Australia is one of the few countries in the world with mandatory helmet laws for motorcyclists and bicycle riders. They were introduced in 1991 in New South Wales and have been the subject of controversy since. A recent study provides evidence supporting the importance of wearing helmets in reducing the risk and severity of head injury, particularly for bicycle riders.
Dr Michael Dinh from the University of Sydney and colleagues studied 348 adult patients admitted to hospitals following bicycle and motorcycle accidents in Sydney for one year between 2008-2009.

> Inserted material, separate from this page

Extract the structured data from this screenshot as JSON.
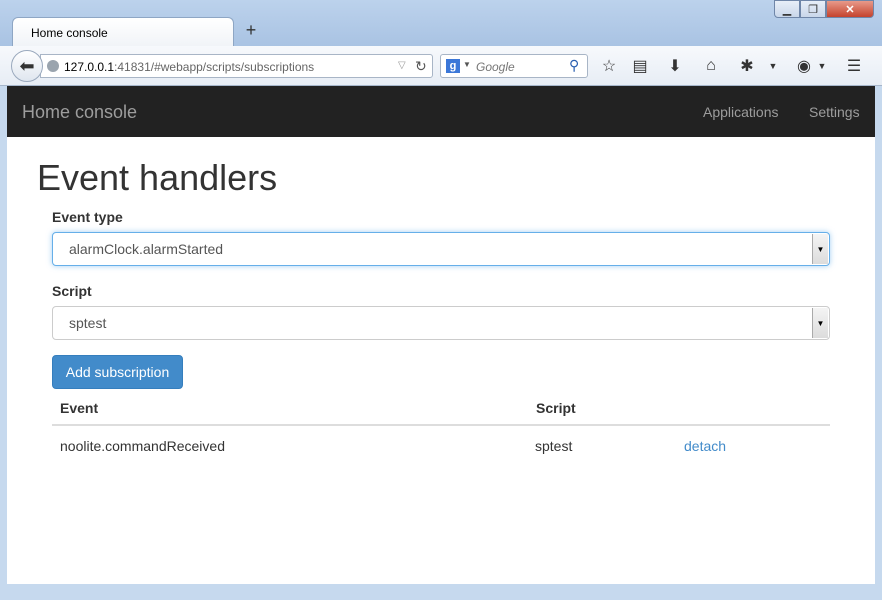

They found that cyclists who didn't wear helmets were almost 6 times more likely to suffer a head injury than those wearing helmets, and more than 5 times more likely to suffer a severe head injury. The benefits for motorcyclists were not as marked but still significant, with those without helmets 2 times more likely to suffer a head injury and 3.5 more likely to suffer a severe head injury compared to those without helmets.
Head injuries are rated on a scale from mild to extremely severe, based on a ranges of factors including level of consciousness following the incident and length of coma.
These outcomes also have implications for hospital care. The study found that patients who suffered severe head injuries from not wearing a helmet cost hospitals 3 times as much in treatment. For those who suffered a severe head injury, median hospital costs for non-helmeted patients were $72,000 while for those with helmets the figure was $24,000.
Older riders were more likely to wear helmets than younger riders. The average age of helmet wearing cyclists was 41, compared to 35 for non-helmet wearers, and for motorcyclists the average ages were 31 for those wearing helmets and 25 for those who did not.
The study was published in the Medical Journal of Australia. It supports previous research on the subject. In 2011 Dr Jake Oliver and colleagues from the University of New South Wales and the Sax Institute studied the number of head injuries before and after the mandatory helmet laws came into effect. They found that head injuries fell by up to 29%.
There are clear benefits from helmet wearing that clearly outweigh concerns about mandatory helmet laws reducing the number of cyclists. Studies such as those by Dr Dinh and Dr Oliver have also prompted debate about the usefulness of mandatory helmet laws in the US. More information can be found here.